The Center has launched a series of trainings designed to help child welfare supervisors and workers build upon current knowledge and hone their skills in a peer-to-peer learning environment. Lenora Reese, Senior Manager for Leadership Development says, “The in-service trainings help employees improve and solidify their competency and confidence in terms of casework practice.” Rita Martin, Child Welfare Training Supervisor, also points out that the trainings “provide workers an opportunity to bring their current cases for practice.” Workshopping current cases can help participants apply best practices to real life situations, which kickstarts the use of new skills right away in a supportive environment.

The county-based training topics include:
• Safety planning
• Behavioral objectives
• Self-care
• Documentation
• Signs of Safety

Bringing content from Child Welfare Basic into the county offices, Martin explains, “gives us an opportunity to go directly to the county and that office, so the training is specific to the needs of that office.” Targeted training means immediate benefit for each office and higher participant engagement since their concerns are addressed right away.
Mixing supervisors and workers in one training also has great benefits, since the two populations are often trained separately. Donna Privette, a Training Development Director in leadership, has helped bring the leadership perspective to these trainings and calls them “a rare opportunity to create a dialogue between workers and supervisors about applying best practices.” Here, the two groups can talk to each other in a training context, which allows exploration and solution-finding. Reese agrees: “Supervisors have an opportunity to coach, model, and mentor around the practice outcomes they want to see their staff achieve.” Ultimately, co-training can help an office function better as a whole.

Already, delivering skill-based training in the counties has been effective. Tacita Sumter, a Training Development Director in child welfare, has seen that “Supervisors are interested in knowing what the workers are learning in training so when they communicate with their workers they can understand their viewpoint and be able to coach them better.”

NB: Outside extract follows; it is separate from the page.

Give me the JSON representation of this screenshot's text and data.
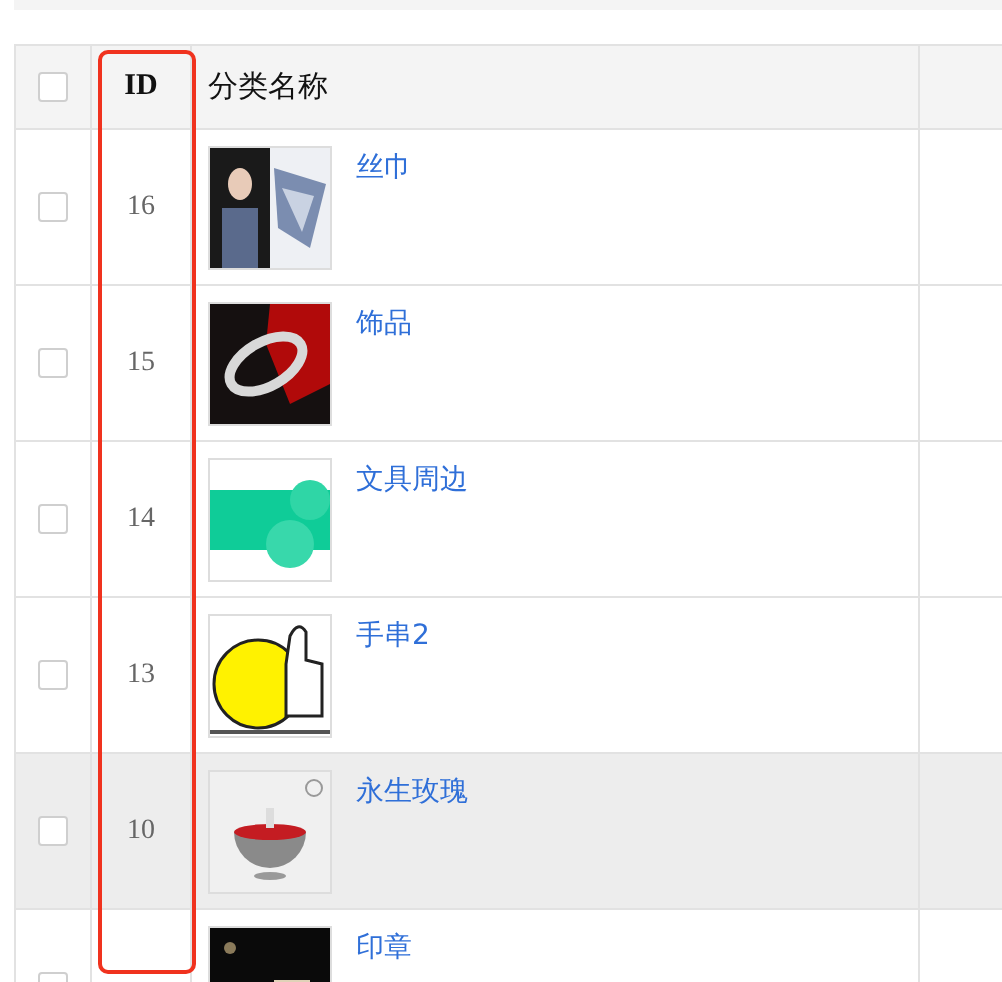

Creating these trainings and opening up a space for worker-supervisor dialogue is a Center method that better enables DSS to serve the vulnerable children of our state.